* INSTRUCTIONS FOR THE TASK: Extract all data as written.

* PROVIDED RECORDS:
*** Begin section ***
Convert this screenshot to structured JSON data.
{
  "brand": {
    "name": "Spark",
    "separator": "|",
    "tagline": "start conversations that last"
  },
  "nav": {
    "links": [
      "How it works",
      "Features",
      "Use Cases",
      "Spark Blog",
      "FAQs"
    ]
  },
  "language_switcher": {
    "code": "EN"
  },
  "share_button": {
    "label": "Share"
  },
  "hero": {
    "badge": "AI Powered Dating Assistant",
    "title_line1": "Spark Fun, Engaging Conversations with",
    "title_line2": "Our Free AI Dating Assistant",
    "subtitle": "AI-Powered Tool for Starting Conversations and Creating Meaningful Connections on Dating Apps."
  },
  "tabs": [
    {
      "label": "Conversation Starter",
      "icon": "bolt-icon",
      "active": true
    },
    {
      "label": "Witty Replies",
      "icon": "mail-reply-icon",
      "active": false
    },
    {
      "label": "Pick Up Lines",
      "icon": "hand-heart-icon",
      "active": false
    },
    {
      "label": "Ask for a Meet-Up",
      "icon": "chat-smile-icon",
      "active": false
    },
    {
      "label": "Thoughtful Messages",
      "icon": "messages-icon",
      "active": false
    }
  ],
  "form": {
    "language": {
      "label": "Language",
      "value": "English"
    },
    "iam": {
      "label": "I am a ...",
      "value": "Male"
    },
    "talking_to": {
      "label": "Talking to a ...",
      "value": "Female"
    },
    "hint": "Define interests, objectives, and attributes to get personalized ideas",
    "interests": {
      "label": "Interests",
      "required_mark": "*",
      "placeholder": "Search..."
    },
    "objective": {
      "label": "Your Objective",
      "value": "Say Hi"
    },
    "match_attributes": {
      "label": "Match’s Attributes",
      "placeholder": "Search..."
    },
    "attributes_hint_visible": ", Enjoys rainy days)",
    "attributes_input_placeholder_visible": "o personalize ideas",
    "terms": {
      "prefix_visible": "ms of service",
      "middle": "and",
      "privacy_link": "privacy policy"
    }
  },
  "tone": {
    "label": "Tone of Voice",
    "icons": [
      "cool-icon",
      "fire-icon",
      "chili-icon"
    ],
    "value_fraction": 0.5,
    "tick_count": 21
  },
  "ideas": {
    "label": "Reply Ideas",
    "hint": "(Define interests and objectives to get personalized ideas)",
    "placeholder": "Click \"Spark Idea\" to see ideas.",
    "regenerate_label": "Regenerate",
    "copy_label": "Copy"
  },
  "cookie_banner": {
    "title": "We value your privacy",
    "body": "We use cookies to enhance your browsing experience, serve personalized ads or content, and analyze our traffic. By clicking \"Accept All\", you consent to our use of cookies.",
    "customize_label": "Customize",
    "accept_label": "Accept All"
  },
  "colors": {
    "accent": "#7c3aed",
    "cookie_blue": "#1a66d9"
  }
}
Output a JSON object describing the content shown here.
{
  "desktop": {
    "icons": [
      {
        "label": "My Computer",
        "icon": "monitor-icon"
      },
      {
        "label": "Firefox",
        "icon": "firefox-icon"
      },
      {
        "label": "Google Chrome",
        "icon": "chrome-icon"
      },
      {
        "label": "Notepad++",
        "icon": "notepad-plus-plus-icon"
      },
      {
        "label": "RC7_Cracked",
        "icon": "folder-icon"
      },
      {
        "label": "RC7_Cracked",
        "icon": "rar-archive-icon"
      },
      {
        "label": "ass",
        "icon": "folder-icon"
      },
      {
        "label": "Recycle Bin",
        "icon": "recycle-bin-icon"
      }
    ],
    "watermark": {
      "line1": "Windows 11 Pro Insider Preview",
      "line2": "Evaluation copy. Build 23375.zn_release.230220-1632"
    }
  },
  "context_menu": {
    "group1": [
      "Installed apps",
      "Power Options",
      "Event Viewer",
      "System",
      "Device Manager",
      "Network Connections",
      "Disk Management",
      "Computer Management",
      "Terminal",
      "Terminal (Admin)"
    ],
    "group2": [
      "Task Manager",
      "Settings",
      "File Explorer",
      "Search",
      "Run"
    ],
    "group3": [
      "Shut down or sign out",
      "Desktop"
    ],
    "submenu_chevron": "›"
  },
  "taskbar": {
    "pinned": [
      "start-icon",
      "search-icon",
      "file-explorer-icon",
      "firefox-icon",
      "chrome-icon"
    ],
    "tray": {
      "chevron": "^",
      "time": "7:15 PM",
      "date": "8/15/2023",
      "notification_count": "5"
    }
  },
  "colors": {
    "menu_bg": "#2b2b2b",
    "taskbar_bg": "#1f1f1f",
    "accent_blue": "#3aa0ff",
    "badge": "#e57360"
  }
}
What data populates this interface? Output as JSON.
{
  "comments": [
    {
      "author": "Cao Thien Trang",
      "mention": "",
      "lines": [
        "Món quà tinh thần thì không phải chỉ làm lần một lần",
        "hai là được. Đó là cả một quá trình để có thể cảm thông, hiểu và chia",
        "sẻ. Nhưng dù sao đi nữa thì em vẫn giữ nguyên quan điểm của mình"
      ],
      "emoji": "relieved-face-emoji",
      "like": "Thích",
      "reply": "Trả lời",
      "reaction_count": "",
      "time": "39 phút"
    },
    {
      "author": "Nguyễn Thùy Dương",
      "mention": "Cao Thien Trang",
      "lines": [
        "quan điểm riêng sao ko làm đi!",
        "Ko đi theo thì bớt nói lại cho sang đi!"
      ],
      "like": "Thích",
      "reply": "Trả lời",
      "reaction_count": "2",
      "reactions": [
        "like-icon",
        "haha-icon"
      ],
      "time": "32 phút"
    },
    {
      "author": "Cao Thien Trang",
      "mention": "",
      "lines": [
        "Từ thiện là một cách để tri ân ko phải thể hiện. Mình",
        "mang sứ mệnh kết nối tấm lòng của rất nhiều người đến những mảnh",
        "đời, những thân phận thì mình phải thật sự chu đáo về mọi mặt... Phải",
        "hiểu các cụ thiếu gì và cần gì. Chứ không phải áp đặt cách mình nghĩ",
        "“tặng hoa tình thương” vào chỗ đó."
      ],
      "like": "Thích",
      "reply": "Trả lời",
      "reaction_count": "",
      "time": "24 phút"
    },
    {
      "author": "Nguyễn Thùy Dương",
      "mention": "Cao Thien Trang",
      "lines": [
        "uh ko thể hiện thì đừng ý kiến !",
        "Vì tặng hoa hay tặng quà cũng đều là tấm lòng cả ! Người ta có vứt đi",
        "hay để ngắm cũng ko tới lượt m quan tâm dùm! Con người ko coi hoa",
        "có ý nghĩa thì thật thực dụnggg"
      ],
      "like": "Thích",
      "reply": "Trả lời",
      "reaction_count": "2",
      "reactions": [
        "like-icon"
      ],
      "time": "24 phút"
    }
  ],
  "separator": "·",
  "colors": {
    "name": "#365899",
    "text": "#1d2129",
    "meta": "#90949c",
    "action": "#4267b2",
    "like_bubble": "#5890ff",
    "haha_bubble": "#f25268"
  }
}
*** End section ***
* YOUR RESPONSE:
Convert this screenshot to structured JSON data.
{
  "brand": {
    "name": "Spark",
    "separator": "|",
    "tagline": "start conversations that last"
  },
  "nav": {
    "links": [
      "How it works",
      "Features",
      "Use Cases",
      "Spark Blog",
      "FAQs"
    ]
  },
  "language_switcher": {
    "code": "EN"
  },
  "share_button": {
    "label": "Share"
  },
  "hero": {
    "badge": "AI Powered Dating Assistant",
    "title_line1": "Spark Fun, Engaging Conversations with",
    "title_line2": "Our Free AI Dating Assistant",
    "subtitle": "AI-Powered Tool for Starting Conversations and Creating Meaningful Connections on Dating Apps."
  },
  "tabs": [
    {
      "label": "Conversation Starter",
      "icon": "bolt-icon",
      "active": true
    },
    {
      "label": "Witty Replies",
      "icon": "mail-reply-icon",
      "active": false
    },
    {
      "label": "Pick Up Lines",
      "icon": "hand-heart-icon",
      "active": false
    },
    {
      "label": "Ask for a Meet-Up",
      "icon": "chat-smile-icon",
      "active": false
    },
    {
      "label": "Thoughtful Messages",
      "icon": "messages-icon",
      "active": false
    }
  ],
  "form": {
    "language": {
      "label": "Language",
      "value": "English"
    },
    "iam": {
      "label": "I am a ...",
      "value": "Male"
    },
    "talking_to": {
      "label": "Talking to a ...",
      "value": "Female"
    },
    "hint": "Define interests, objectives, and attributes to get personalized ideas",
    "interests": {
      "label": "Interests",
      "required_mark": "*",
      "placeholder": "Search..."
    },
    "objective": {
      "label": "Your Objective",
      "value": "Say Hi"
    },
    "match_attributes": {
      "label": "Match’s Attributes",
      "placeholder": "Search..."
    },
    "attributes_hint_visible": ", Enjoys rainy days)",
    "attributes_input_placeholder_visible": "o personalize ideas",
    "terms": {
      "prefix_visible": "ms of service",
      "middle": "and",
      "privacy_link": "privacy policy"
    }
  },
  "tone": {
    "label": "Tone of Voice",
    "icons": [
      "cool-icon",
      "fire-icon",
      "chili-icon"
    ],
    "value_fraction": 0.5,
    "tick_count": 21
  },
  "ideas": {
    "label": "Reply Ideas",
    "hint": "(Define interests and objectives to get personalized ideas)",
    "placeholder": "Click \"Spark Idea\" to see ideas.",
    "regenerate_label": "Regenerate",
    "copy_label": "Copy"
  },
  "cookie_banner": {
    "title": "We value your privacy",
    "body": "We use cookies to enhance your browsing experience, serve personalized ads or content, and analyze our traffic. By clicking \"Accept All\", you consent to our use of cookies.",
    "customize_label": "Customize",
    "accept_label": "Accept All"
  },
  "colors": {
    "accent": "#7c3aed",
    "cookie_blue": "#1a66d9"
  }
}
Output a JSON object describing the content shown here.
{
  "desktop": {
    "icons": [
      {
        "label": "My Computer",
        "icon": "monitor-icon"
      },
      {
        "label": "Firefox",
        "icon": "firefox-icon"
      },
      {
        "label": "Google Chrome",
        "icon": "chrome-icon"
      },
      {
        "label": "Notepad++",
        "icon": "notepad-plus-plus-icon"
      },
      {
        "label": "RC7_Cracked",
        "icon": "folder-icon"
      },
      {
        "label": "RC7_Cracked",
        "icon": "rar-archive-icon"
      },
      {
        "label": "ass",
        "icon": "folder-icon"
      },
      {
        "label": "Recycle Bin",
        "icon": "recycle-bin-icon"
      }
    ],
    "watermark": {
      "line1": "Windows 11 Pro Insider Preview",
      "line2": "Evaluation copy. Build 23375.zn_release.230220-1632"
    }
  },
  "context_menu": {
    "group1": [
      "Installed apps",
      "Power Options",
      "Event Viewer",
      "System",
      "Device Manager",
      "Network Connections",
      "Disk Management",
      "Computer Management",
      "Terminal",
      "Terminal (Admin)"
    ],
    "group2": [
      "Task Manager",
      "Settings",
      "File Explorer",
      "Search",
      "Run"
    ],
    "group3": [
      "Shut down or sign out",
      "Desktop"
    ],
    "submenu_chevron": "›"
  },
  "taskbar": {
    "pinned": [
      "start-icon",
      "search-icon",
      "file-explorer-icon",
      "firefox-icon",
      "chrome-icon"
    ],
    "tray": {
      "chevron": "^",
      "time": "7:15 PM",
      "date": "8/15/2023",
      "notification_count": "5"
    }
  },
  "colors": {
    "menu_bg": "#2b2b2b",
    "taskbar_bg": "#1f1f1f",
    "accent_blue": "#3aa0ff",
    "badge": "#e57360"
  }
}
What data populates this interface? Output as JSON.
{
  "comments": [
    {
      "author": "Cao Thien Trang",
      "mention": "",
      "lines": [
        "Món quà tinh thần thì không phải chỉ làm lần một lần",
        "hai là được. Đó là cả một quá trình để có thể cảm thông, hiểu và chia",
        "sẻ. Nhưng dù sao đi nữa thì em vẫn giữ nguyên quan điểm của mình"
      ],
      "emoji": "relieved-face-emoji",
      "like": "Thích",
      "reply": "Trả lời",
      "reaction_count": "",
      "time": "39 phút"
    },
    {
      "author": "Nguyễn Thùy Dương",
      "mention": "Cao Thien Trang",
      "lines": [
        "quan điểm riêng sao ko làm đi!",
        "Ko đi theo thì bớt nói lại cho sang đi!"
      ],
      "like": "Thích",
      "reply": "Trả lời",
      "reaction_count": "2",
      "reactions": [
        "like-icon",
        "haha-icon"
      ],
      "time": "32 phút"
    },
    {
      "author": "Cao Thien Trang",
      "mention": "",
      "lines": [
        "Từ thiện là một cách để tri ân ko phải thể hiện. Mình",
        "mang sứ mệnh kết nối tấm lòng của rất nhiều người đến những mảnh",
        "đời, những thân phận thì mình phải thật sự chu đáo về mọi mặt... Phải",
        "hiểu các cụ thiếu gì và cần gì. Chứ không phải áp đặt cách mình nghĩ",
        "“tặng hoa tình thương” vào chỗ đó."
      ],
      "like": "Thích",
      "reply": "Trả lời",
      "reaction_count": "",
      "time": "24 phút"
    },
    {
      "author": "Nguyễn Thùy Dương",
      "mention": "Cao Thien Trang",
      "lines": [
        "uh ko thể hiện thì đừng ý kiến !",
        "Vì tặng hoa hay tặng quà cũng đều là tấm lòng cả ! Người ta có vứt đi",
        "hay để ngắm cũng ko tới lượt m quan tâm dùm! Con người ko coi hoa",
        "có ý nghĩa thì thật thực dụnggg"
      ],
      "like": "Thích",
      "reply": "Trả lời",
      "reaction_count": "2",
      "reactions": [
        "like-icon"
      ],
      "time": "24 phút"
    }
  ],
  "separator": "·",
  "colors": {
    "name": "#365899",
    "text": "#1d2129",
    "meta": "#90949c",
    "action": "#4267b2",
    "like_bubble": "#5890ff",
    "haha_bubble": "#f25268"
  }
}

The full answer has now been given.